- _Task goal_:
For each line of the listing that contains "JSON", make a copy and return it.

- _Given records_:
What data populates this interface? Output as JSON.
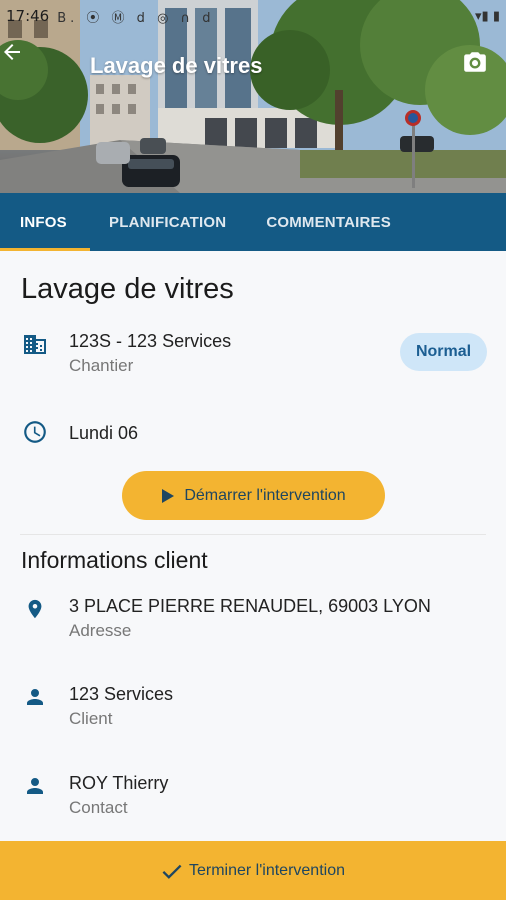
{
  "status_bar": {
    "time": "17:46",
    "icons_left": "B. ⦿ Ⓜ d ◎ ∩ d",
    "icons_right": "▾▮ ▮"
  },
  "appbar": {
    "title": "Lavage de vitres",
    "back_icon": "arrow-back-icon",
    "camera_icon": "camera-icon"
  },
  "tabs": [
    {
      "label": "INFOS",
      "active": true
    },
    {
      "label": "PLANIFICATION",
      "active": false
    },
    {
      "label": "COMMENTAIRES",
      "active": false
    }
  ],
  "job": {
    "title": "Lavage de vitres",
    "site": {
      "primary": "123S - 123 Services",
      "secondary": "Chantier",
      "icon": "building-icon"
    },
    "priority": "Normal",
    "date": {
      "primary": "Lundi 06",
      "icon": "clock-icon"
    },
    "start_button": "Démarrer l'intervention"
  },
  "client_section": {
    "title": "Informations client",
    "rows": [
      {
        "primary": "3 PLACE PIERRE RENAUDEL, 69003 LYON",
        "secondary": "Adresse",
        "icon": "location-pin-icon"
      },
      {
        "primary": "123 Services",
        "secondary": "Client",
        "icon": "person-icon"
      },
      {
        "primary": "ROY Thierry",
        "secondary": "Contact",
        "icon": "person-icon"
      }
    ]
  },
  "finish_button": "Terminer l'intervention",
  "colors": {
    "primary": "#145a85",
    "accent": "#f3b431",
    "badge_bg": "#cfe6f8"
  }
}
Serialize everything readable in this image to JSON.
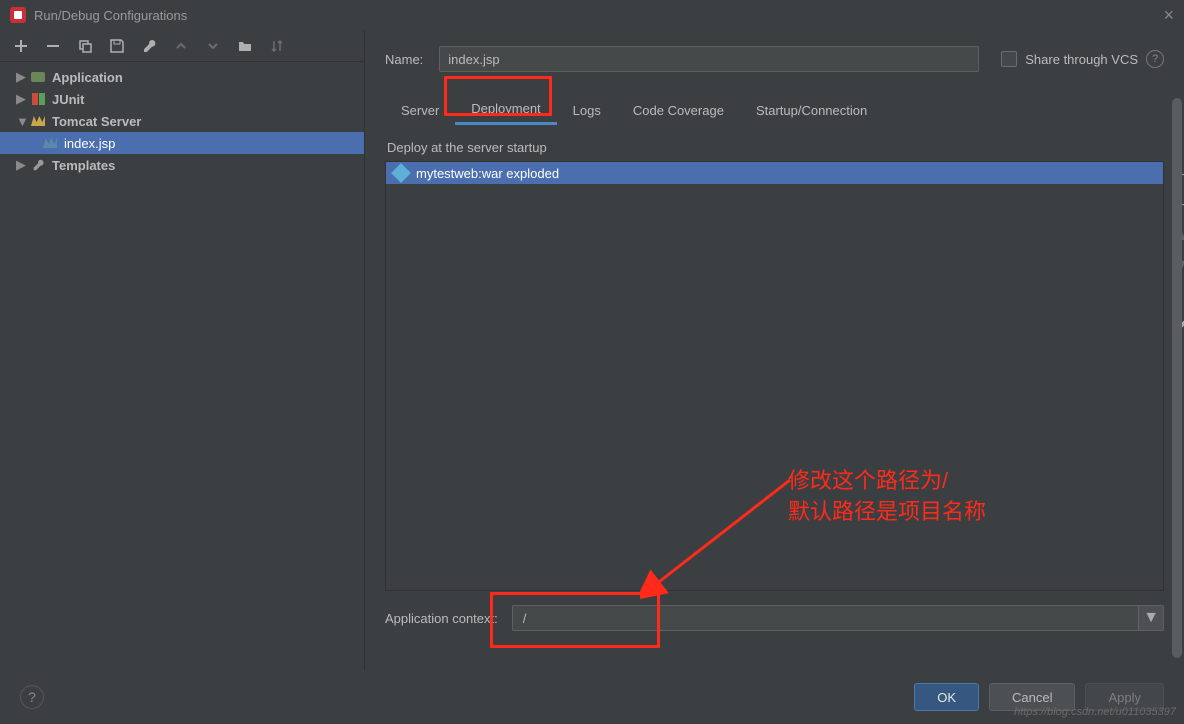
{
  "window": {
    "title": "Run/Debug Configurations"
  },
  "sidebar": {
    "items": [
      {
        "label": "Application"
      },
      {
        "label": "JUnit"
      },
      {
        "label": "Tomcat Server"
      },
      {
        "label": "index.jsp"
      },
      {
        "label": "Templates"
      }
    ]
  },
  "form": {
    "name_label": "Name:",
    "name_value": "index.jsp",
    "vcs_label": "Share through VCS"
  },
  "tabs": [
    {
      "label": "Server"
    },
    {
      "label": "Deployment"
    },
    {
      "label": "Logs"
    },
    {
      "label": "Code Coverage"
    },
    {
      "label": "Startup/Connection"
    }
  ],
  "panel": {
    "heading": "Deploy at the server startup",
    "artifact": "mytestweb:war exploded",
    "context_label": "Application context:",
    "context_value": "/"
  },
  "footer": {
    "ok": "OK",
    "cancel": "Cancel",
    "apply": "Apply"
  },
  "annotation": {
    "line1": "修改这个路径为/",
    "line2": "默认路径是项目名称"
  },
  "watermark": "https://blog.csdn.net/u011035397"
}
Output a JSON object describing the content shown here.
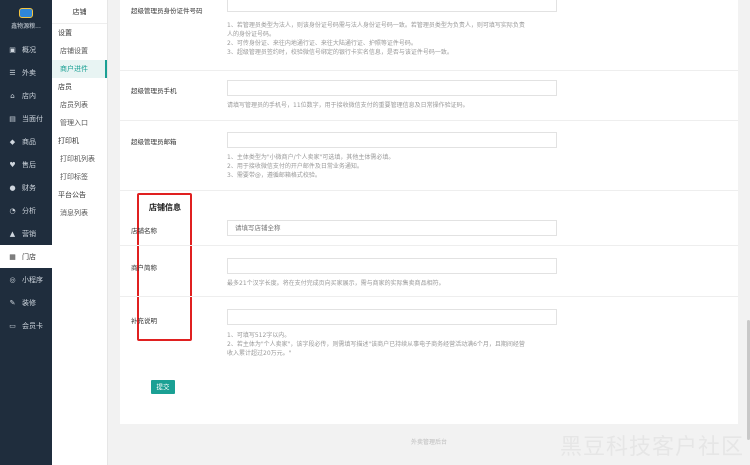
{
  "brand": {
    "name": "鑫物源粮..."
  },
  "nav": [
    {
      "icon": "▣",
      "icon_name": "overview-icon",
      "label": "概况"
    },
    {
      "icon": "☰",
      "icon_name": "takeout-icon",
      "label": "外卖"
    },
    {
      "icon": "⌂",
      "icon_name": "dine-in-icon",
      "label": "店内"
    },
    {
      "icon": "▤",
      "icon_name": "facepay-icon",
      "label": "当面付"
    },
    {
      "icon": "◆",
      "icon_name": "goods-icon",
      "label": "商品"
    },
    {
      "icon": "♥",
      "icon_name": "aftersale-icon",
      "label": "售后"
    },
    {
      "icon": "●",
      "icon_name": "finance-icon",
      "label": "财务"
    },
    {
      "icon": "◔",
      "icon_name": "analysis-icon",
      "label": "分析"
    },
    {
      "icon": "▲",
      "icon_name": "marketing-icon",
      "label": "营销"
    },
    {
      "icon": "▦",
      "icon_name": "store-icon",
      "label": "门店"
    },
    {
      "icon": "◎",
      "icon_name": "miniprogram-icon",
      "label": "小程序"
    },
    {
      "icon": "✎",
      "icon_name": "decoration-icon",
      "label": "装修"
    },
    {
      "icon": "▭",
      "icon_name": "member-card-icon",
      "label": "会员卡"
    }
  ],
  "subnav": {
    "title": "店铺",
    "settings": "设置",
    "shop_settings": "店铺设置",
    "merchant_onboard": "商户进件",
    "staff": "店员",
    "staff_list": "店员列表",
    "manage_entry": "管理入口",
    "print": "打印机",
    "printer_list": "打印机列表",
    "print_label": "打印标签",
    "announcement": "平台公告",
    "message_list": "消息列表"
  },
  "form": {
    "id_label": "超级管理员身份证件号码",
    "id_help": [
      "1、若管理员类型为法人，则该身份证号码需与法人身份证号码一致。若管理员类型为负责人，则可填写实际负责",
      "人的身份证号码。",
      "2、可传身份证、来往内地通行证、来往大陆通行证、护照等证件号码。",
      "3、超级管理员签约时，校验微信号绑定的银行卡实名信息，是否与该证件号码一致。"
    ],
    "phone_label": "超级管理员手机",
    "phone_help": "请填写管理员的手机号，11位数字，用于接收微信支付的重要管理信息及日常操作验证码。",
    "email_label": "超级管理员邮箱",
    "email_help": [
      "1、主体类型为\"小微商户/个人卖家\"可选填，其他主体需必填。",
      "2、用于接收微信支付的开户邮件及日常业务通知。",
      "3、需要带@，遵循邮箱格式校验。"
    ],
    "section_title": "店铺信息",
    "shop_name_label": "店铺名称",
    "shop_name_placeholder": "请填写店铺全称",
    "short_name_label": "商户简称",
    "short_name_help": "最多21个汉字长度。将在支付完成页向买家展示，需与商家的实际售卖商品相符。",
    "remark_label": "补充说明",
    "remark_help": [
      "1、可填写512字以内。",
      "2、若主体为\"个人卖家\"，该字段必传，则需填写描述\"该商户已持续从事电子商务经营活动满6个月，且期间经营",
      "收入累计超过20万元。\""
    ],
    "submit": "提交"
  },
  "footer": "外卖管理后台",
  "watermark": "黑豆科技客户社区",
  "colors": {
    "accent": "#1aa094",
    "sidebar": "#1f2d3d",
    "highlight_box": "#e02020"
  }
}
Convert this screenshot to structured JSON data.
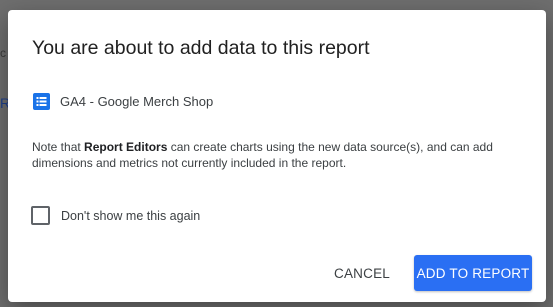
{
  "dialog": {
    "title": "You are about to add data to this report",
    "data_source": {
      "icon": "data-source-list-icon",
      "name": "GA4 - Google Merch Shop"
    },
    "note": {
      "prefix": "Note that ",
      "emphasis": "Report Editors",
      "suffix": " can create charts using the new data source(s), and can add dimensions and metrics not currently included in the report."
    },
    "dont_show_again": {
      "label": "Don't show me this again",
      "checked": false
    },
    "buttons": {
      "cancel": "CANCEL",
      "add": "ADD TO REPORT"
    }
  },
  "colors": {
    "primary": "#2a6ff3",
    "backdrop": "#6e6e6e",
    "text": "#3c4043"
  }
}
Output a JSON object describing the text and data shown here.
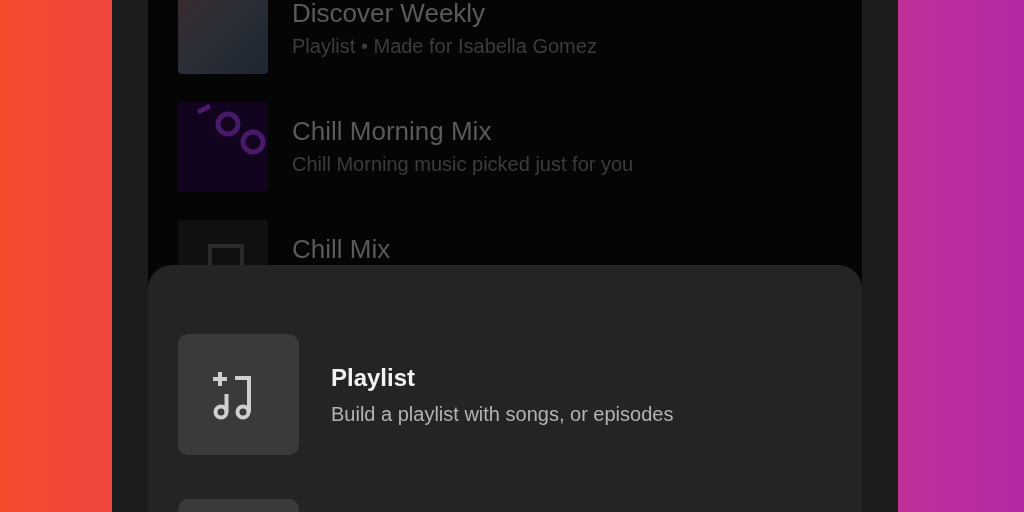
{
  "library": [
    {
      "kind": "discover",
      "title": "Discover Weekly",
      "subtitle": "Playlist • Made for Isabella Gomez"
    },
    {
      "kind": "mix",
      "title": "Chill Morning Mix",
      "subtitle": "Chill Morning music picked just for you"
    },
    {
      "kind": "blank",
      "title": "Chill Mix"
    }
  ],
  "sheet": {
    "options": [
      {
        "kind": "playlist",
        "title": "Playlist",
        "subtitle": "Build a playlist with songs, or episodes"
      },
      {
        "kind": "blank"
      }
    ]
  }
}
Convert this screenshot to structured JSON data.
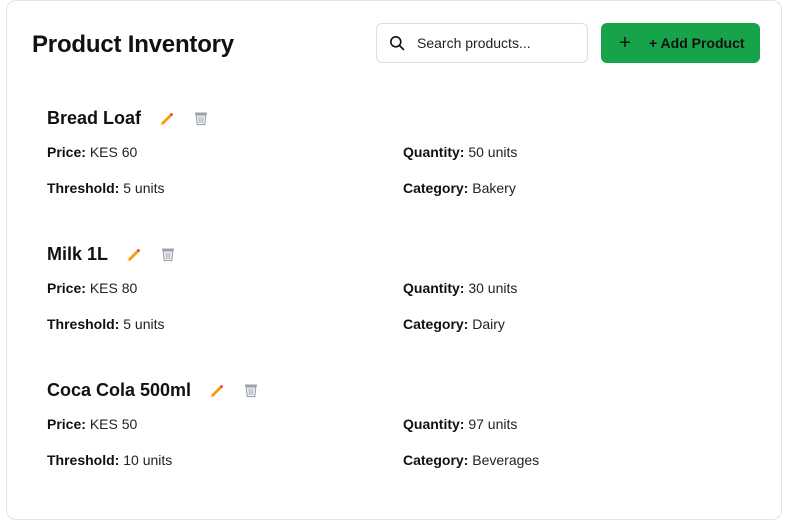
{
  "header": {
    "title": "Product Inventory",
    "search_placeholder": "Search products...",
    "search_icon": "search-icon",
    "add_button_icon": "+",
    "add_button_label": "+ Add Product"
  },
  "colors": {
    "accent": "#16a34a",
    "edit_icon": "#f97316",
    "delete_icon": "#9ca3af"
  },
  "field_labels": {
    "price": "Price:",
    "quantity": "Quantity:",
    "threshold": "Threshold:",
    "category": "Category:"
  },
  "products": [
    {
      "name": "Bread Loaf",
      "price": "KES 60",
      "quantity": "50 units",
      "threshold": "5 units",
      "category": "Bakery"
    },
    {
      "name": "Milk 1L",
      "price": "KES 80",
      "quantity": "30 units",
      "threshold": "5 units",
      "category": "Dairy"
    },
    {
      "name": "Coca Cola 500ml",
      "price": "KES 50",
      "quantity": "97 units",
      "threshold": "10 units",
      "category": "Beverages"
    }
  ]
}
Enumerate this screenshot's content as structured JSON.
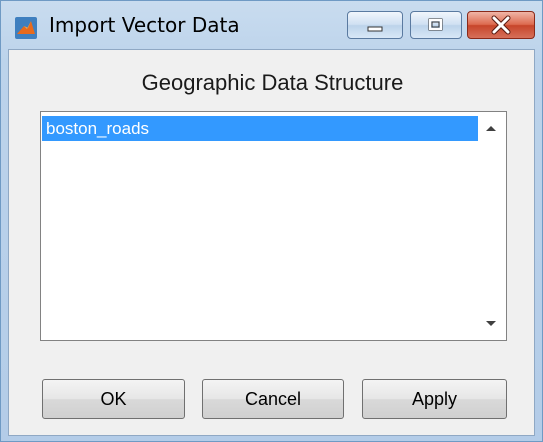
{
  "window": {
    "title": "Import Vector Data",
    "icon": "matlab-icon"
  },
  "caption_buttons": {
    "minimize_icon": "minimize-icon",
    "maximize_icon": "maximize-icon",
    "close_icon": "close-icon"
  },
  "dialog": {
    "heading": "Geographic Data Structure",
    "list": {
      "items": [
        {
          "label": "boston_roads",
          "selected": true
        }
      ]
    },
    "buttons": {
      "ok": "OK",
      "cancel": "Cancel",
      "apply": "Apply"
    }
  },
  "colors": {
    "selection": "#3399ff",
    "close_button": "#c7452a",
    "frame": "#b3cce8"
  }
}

- _Task response_:
What data populates this interface? Output as JSON.
Serialize everything readable in this image to JSON.
Output a JSON object describing the content shown here.
Convert this screenshot to structured JSON data.
Output a JSON object describing the text and data shown here.
Convert this screenshot to structured JSON data.
Enumerate this screenshot's content as structured JSON.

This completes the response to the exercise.